By Sonya McLean
A member of the garda emergency response unit who was shot during a raid of a criminal’s home has said “not a day goes by” when he doesn’t think of other colleagues who have been killed in the line of duty.
Sergeant Paul McManus was at the back of a house that had been secured for a drug search when Charles Moore (48) fired a shot that struck the officer in his left forearm.
The garda read his victim impact statement during Moore’s sentence hearing before Dublin Circuit Criminal Court today.
Sgt McManus spoke of how he feels lucky to be alive while some of his other colleagues have died on duty.
“There is not a day goes by when I don’t think of the families of those colleagues,” Sgt McManus continued before he added he didn’t know whether it was “luck” or “divine intervention” that caused Moore’s gun to jam that morning.
He said he “felt physically rocked to my very core” after hearing about the death of Garda Colm Horkan in Roscommon in June 2020 and said the news of his shooting “sent me to a very dark place”.
Sgt McManus said he continually feels “huge relief” and “huge guilt”.
Speaking of how the shooting affected his young children, he said “in the weeks after, they were uneasy in their own home because they thought the bad man would come to their own house.”
He added that one of his children kept a toy gun by their bed.
He said he was sorry for bringing this into the lives of his children and his wife, saying, “she had no choice that I brought this to her door. I can only apologise”.
Moore of Barnwell Drive, Ballymun, had pleaded not guilty to possession of a semi-automatic pistol without a lawful purpose, possession of five rounds of ammunition without a lawful purpose, possession of a semi-automatic pistol with the intent to endanger life, possession of five rounds of ammunition with the intention to endanger life, the reckless discharge of a firearm and assault of a garda at his home on December 7, 2017.
He was convicted on all counts following a three-week trial last June.
He has 18 previous convictions including one for possession of drugs for sale or supply and assault causing harm.
Judge Martin Nolan said it was “common case” that Moore’s home had been attacked “by criminal elements” prior to December and Moore had procured the gun to defend himself.

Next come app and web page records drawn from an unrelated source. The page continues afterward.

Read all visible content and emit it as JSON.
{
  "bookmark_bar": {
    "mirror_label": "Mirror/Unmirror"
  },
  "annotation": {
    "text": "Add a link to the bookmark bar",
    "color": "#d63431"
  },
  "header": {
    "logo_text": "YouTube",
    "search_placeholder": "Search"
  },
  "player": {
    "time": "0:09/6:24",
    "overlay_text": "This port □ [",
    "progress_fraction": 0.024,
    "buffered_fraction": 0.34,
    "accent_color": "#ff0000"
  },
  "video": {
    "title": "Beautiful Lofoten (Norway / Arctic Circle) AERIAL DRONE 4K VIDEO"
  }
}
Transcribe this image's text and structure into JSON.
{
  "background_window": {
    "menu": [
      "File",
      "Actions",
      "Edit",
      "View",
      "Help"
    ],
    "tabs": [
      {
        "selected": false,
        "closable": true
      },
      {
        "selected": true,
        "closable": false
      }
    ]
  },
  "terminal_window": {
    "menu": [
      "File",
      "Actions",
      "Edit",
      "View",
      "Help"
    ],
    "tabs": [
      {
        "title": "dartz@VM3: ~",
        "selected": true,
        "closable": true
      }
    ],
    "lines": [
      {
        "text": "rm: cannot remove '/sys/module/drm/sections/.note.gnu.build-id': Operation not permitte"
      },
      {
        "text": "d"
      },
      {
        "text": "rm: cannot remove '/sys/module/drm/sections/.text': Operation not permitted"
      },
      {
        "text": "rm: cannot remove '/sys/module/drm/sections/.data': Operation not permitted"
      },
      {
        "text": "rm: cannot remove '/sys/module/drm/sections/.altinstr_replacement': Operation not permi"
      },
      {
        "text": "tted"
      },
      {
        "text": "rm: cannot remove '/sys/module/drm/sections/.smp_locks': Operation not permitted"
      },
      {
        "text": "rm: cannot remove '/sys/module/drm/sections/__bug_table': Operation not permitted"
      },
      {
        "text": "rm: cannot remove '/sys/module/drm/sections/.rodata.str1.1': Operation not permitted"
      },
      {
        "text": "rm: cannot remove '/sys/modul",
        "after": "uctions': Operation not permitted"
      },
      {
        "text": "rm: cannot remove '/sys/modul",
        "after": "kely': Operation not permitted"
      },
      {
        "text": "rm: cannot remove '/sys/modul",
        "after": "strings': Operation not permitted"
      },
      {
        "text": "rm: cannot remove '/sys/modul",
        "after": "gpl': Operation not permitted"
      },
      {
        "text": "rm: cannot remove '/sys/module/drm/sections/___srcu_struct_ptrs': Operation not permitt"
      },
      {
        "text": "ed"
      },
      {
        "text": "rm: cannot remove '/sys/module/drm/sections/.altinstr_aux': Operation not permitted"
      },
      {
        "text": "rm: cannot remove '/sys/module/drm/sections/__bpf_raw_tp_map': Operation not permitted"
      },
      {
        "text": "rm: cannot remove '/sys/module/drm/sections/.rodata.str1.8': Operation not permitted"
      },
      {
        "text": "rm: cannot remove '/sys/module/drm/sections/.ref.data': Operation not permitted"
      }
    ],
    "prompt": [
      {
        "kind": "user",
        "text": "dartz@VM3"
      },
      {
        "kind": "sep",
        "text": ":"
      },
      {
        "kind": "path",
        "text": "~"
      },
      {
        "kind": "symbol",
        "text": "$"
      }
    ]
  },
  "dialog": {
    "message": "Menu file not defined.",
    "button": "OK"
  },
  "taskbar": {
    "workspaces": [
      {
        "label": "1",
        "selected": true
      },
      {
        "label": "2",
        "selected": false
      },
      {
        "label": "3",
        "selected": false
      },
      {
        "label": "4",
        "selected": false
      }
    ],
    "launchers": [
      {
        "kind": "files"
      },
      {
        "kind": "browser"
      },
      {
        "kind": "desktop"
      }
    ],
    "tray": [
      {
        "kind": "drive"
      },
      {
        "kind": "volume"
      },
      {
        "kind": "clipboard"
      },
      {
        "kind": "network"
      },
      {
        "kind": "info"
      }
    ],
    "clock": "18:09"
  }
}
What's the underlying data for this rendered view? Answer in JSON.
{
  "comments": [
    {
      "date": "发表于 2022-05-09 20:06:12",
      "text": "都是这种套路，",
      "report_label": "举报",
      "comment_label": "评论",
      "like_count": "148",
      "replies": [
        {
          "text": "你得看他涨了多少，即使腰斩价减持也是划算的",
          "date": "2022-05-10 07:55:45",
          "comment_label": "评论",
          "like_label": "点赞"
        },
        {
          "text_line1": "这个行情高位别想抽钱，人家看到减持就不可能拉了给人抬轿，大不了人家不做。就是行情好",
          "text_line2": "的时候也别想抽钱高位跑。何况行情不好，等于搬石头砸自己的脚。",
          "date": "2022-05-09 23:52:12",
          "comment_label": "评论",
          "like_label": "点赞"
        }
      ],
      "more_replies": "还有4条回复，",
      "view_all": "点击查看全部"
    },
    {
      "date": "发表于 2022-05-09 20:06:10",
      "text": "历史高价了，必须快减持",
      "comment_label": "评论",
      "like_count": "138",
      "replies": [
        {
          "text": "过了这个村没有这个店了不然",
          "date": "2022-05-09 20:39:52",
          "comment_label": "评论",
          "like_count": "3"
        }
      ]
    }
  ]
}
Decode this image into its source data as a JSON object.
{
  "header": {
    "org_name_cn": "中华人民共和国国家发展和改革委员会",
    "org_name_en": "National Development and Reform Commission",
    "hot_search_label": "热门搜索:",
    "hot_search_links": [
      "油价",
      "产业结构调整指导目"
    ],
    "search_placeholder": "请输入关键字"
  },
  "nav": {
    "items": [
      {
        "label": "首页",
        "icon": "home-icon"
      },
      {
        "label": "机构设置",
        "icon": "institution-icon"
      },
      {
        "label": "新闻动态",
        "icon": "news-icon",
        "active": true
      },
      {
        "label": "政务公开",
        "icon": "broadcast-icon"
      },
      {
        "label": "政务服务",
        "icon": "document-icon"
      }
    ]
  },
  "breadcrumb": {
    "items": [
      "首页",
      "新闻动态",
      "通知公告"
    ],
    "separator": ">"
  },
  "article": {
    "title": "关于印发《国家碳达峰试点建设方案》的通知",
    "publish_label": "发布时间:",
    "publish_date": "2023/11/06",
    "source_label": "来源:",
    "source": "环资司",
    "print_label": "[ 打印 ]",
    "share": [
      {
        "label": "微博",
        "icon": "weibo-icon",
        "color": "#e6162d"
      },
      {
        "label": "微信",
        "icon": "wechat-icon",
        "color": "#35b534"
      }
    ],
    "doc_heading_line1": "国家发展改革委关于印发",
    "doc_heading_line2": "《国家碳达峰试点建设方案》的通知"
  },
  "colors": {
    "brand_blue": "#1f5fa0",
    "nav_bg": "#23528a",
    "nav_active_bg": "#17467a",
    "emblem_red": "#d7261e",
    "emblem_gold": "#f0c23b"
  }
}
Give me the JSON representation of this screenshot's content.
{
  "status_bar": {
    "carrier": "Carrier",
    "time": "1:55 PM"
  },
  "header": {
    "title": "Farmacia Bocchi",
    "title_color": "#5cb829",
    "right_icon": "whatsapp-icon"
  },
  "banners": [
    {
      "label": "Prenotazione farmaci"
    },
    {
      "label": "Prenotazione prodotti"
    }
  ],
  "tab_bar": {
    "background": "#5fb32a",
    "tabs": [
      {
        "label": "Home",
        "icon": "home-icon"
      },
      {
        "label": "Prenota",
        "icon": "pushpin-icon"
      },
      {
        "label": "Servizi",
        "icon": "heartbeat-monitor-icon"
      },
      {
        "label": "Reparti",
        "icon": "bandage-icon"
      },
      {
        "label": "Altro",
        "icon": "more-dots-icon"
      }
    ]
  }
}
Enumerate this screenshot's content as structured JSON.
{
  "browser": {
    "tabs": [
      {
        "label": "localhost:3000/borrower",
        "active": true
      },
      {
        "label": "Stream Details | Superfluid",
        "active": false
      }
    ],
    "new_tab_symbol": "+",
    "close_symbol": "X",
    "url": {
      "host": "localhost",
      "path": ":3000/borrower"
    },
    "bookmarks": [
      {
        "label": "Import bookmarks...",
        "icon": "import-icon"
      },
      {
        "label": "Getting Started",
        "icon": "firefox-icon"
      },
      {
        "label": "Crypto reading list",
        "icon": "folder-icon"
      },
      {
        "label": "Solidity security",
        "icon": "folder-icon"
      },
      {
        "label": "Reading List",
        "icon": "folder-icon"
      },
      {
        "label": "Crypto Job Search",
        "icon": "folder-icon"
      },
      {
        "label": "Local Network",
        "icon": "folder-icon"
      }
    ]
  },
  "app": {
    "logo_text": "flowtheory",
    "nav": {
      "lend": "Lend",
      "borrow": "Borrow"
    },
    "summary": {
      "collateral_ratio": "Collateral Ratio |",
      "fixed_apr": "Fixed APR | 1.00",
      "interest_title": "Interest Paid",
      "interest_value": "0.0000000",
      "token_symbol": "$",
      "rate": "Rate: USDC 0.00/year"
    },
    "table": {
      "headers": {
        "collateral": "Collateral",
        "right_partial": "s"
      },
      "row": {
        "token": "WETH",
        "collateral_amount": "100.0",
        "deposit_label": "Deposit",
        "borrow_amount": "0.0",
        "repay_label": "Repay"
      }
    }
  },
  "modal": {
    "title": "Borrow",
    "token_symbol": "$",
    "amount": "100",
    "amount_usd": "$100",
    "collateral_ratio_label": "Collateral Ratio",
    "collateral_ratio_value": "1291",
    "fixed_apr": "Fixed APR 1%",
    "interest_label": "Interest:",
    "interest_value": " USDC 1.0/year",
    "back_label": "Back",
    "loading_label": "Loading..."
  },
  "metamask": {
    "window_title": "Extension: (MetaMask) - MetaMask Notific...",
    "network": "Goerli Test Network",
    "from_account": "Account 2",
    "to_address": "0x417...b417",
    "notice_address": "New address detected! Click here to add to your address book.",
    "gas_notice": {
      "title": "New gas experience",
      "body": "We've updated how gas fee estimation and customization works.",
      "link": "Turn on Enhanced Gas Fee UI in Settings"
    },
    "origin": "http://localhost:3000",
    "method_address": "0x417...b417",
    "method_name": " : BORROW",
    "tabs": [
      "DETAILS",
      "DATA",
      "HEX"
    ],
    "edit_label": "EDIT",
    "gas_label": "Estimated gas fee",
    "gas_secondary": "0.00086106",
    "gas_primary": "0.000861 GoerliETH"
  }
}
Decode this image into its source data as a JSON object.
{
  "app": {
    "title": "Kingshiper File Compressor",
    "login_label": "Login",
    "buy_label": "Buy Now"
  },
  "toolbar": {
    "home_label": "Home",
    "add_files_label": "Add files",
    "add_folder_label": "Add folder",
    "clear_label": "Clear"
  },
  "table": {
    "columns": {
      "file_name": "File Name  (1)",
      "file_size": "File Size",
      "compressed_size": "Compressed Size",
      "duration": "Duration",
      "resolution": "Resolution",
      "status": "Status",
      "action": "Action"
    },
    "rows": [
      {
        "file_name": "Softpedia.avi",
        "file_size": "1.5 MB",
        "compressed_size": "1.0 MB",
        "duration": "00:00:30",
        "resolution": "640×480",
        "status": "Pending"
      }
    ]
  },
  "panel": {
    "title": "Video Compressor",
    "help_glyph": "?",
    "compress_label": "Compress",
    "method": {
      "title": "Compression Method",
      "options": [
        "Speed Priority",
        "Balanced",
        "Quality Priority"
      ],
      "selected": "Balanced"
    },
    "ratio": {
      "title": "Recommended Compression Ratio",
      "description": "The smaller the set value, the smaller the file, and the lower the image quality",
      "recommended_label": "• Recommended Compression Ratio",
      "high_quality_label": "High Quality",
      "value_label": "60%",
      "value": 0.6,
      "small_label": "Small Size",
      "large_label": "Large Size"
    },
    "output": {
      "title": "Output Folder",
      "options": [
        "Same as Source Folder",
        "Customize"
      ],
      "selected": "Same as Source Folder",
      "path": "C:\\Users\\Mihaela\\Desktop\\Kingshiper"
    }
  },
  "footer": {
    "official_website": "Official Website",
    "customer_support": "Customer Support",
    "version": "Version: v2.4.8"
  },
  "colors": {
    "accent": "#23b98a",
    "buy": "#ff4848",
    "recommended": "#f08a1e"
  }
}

“Unfortunately, he seemed to have spent the night drinking and taking drugs so by the time gardaí arrived he was in no condition to make a proper assessment of the situation”.
“In his drunken state he heard someone or became aware of some activity in the back garden.
The gardaí were obvious, wearing the appropriate apparel,” Judge Nolan continued.
He said that if Moore had been in a position to properly assess the situation, he would have realised it was armed gardaí at his home.
“He had a gun available to him and he fired the gun and hit Gda McManus,” the judge said.
The judge said he accepted that Moore didn’t intend to shoot and injure a garda “but by reason of his intoxicated state he was in no position to make any such assessment.”
Judge Nolan sentenced Moore to nine years in prison for the offence of endangerment and took the other charges into account.